Required work
Copy every line of the records exactly, without including the images.
-- Available data follows --
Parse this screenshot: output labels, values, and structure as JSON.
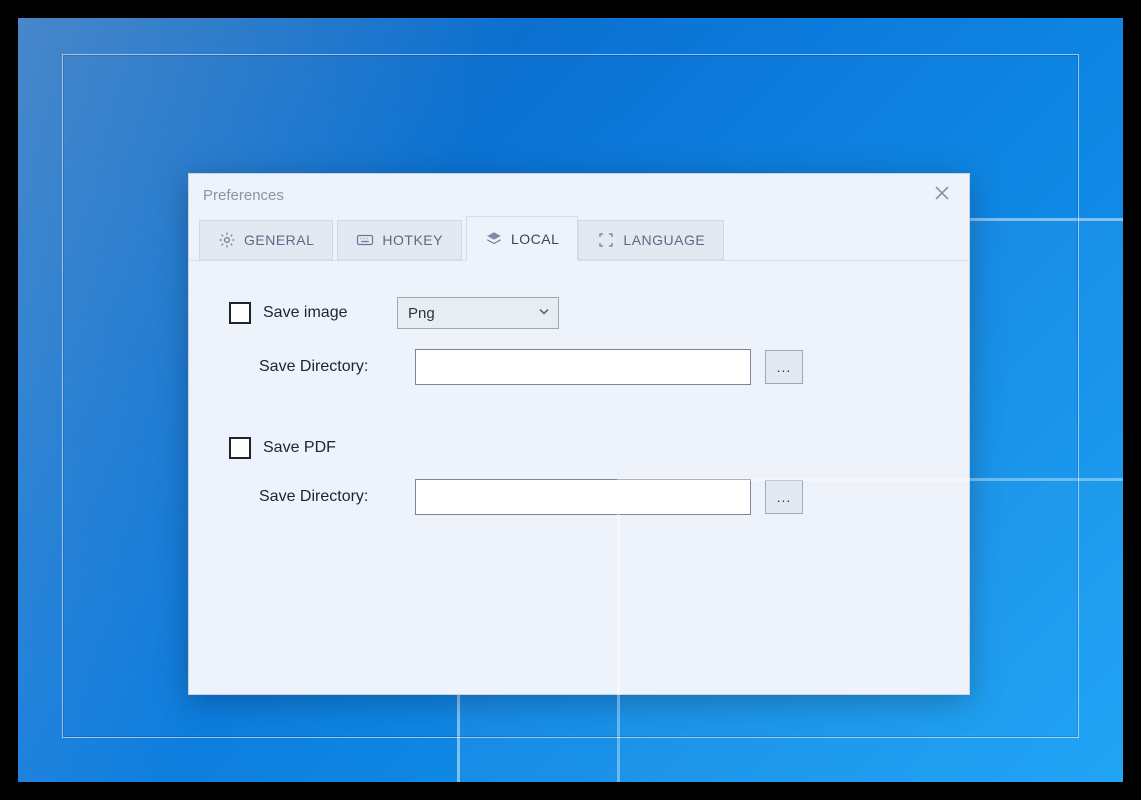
{
  "dialog": {
    "title": "Preferences",
    "tabs": {
      "general": "GENERAL",
      "hotkey": "HOTKEY",
      "local": "LOCAL",
      "language": "LANGUAGE"
    },
    "local": {
      "save_image_label": "Save image",
      "save_image_checked": false,
      "format_selected": "Png",
      "save_image_dir_label": "Save Directory:",
      "save_image_dir_value": "",
      "browse_label": "...",
      "save_pdf_label": "Save PDF",
      "save_pdf_checked": false,
      "save_pdf_dir_label": "Save Directory:",
      "save_pdf_dir_value": ""
    }
  }
}
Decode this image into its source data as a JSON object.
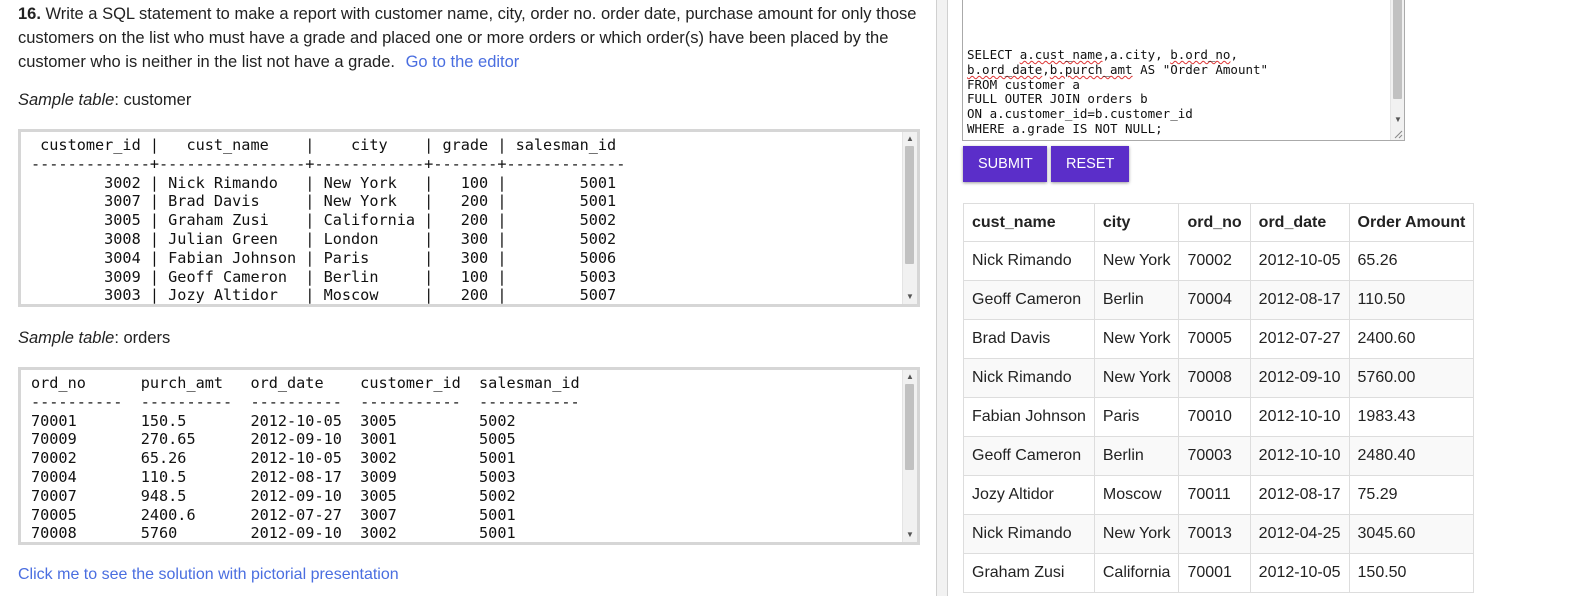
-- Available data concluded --
Answer below
Parse this screenshot: output labels, values, and structure as JSON.
{
  "dialog": {
    "title": "Preferences",
    "tabs": {
      "general": "GENERAL",
      "hotkey": "HOTKEY",
      "local": "LOCAL",
      "language": "LANGUAGE"
    },
    "local": {
      "save_image_label": "Save image",
      "save_image_checked": false,
      "format_selected": "Png",
      "save_image_dir_label": "Save Directory:",
      "save_image_dir_value": "",
      "browse_label": "...",
      "save_pdf_label": "Save PDF",
      "save_pdf_checked": false,
      "save_pdf_dir_label": "Save Directory:",
      "save_pdf_dir_value": ""
    }
  }
}
Decode this image into its source data as a JSON object.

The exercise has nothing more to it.